To help craft brewers better understand the importance of securing and protecting brand rights, Trademark.com hosted an educational webinar in partnership with Craft Brewing Business. IP attorney and craft brew enthusiast Curt Handley joined Mara Trumbour, Executive Product Owner of Trademark.com, to discuss practical tips for making the most of your beer brand trademark.

For the full scoop, view the recording here, or read on for a few highlights, plus Curt’s response to attendees’ questions that didn’t get answered during the live event!

Please note: the views and opinions expressed below are those of the presenters, not Trademark.com.  

 

1. Registering your trademark with the U.S. Patent and Trademark Office is important, particularly if you do business regionally, nationally, or internationally.

2. Some trademarks are stronger than others. It will help you protect your brand in the long run if you stay away from names that are generic or descriptive, as these are likely to be difficult to enforce.

3. When evaluating trademark name candidates before securing your mark or assessing whether a newly filed trademark application presents a threat to your brand, ask yourself whether customers are likely to be confused if both marks exist in the marketplace. Customer confusion is more likely to arise when the names are similar in some capacity (e.g. Curt’s Pale Ale and Kurt’s Pale Ale) and cover similar areas of business (e.g. Class 32 – Beer).

4. Responsible trademark ownership doesn’t end with federal registration. Monitoring your mark and enforcing your rights are key to protecting your brand.

 

Q&A Beer Trademark Follow-up with Curt Handley, Esq.

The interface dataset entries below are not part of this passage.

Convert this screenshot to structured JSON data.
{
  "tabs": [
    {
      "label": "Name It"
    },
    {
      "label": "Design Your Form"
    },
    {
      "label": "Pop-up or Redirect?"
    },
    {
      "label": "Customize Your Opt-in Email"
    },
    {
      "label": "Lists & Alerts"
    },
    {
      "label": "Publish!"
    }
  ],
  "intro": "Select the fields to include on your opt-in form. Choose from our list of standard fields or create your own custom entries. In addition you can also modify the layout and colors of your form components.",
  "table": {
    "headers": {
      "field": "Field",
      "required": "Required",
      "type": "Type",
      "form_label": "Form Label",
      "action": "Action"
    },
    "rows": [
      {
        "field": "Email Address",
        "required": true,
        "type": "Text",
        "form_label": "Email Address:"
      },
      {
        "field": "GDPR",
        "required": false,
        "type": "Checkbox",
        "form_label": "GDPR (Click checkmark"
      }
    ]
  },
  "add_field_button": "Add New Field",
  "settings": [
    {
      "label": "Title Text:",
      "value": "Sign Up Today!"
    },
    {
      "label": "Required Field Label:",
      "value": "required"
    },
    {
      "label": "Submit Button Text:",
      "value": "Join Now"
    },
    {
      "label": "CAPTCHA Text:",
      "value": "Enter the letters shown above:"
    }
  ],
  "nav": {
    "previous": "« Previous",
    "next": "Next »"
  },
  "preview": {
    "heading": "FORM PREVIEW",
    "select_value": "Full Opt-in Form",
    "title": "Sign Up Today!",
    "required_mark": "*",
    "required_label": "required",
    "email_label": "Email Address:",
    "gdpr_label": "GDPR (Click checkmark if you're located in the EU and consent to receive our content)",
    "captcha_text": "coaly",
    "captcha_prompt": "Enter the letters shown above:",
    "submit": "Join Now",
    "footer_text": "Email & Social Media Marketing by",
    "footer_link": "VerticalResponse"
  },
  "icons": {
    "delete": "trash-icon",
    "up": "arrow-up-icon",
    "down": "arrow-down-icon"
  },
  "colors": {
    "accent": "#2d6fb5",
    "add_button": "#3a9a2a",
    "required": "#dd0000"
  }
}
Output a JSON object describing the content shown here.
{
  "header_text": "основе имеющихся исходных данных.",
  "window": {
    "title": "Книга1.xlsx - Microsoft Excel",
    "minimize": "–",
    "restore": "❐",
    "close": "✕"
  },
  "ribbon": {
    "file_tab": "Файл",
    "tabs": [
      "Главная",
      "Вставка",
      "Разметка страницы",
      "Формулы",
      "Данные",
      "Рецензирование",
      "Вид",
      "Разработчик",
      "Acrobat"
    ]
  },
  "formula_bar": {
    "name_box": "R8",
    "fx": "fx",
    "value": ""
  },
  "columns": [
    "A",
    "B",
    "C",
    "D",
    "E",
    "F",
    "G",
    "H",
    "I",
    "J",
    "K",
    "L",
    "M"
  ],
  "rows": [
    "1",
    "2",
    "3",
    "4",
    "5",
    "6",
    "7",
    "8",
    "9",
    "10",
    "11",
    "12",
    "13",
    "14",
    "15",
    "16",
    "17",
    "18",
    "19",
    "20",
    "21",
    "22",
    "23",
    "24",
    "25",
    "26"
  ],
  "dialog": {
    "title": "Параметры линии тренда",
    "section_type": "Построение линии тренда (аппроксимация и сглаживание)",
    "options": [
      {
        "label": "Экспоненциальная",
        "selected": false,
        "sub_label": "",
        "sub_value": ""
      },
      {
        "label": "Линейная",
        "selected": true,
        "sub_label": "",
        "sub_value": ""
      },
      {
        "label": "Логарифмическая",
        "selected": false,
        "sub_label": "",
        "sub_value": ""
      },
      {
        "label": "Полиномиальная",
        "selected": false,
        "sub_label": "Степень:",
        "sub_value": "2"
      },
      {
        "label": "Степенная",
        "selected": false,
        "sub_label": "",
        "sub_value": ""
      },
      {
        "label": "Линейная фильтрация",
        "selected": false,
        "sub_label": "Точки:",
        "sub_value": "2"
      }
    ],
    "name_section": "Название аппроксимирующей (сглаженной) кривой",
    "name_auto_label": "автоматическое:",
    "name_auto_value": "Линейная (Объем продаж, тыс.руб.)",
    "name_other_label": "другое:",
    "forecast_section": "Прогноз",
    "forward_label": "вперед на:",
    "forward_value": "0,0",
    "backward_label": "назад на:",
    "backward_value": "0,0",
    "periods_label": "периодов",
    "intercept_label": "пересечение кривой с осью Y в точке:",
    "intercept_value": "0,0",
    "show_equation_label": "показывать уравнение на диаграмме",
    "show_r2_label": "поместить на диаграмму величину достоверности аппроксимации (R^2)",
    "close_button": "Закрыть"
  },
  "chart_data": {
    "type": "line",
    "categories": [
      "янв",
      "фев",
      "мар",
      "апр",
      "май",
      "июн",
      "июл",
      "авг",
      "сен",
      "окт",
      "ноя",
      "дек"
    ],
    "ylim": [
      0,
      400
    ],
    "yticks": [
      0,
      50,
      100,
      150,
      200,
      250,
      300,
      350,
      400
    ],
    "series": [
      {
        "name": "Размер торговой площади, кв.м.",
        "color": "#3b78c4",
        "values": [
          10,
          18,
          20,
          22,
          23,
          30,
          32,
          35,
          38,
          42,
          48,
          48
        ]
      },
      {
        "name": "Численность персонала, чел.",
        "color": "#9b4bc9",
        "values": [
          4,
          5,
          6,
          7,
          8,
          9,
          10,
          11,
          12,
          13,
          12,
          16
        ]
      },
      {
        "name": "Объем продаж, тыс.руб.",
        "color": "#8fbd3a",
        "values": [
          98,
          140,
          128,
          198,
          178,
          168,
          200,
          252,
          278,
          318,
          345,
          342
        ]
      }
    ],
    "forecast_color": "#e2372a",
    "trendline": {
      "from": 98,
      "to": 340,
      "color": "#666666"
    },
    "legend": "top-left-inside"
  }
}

  • Question: I currently have a situation where I’ve filed for a Trademark for a beer name and it has been published, but a company with a similar name in a completely unrelated industry has asked that I withdraw my application and resubmit it with as “BREWERY NAME BEER NAME” as opposed to just “BEER NAME.”  They even offered to pay for it.  What is their strategy here?
    Curt’s Answer: This is not as uncommon as you’d think and I have had this happen in many different industry verticals, including beer.  Often people don’t want to have crowding around their trademark name.  As such, they will go after unrelated filings to make sure there is plenty of distance.  The main thing to have in place here, if you decided to do it, is a solid settlement agreement that keeps them from filing in your classing (i.e. here, for beer in Class 32).

 

  • Question: What should we watch out for using trademark searches you see offered by companies on the internet?  Because I have done that, and nothing came back, only to be blocked later on and out the money.
    Curt’s Answer: In my opinion, always hire a competent trademark attorney to interpret search results or better yet, simply hire them directly to do the search.  A good trademark attorney will understand the ins and outs of how the PTO conducts a search.  And with that said, even the best of trademark attorneys can’t anticipate everything the PTO will come back with… but generally, you’ll get a better result.

 

  • Question: Can you speak on how to curate a successful co-exist agreement with another company that has a similar mark but there’s no intent to overlap markets?
    Curt’s Answer: There is no magic formula.  However, as I mentioned in the webinar, you must address how you will keep consumers from becoming confused between the marks.  And again, it’s always best to hire a competent trademark attorney that has experience in such matters.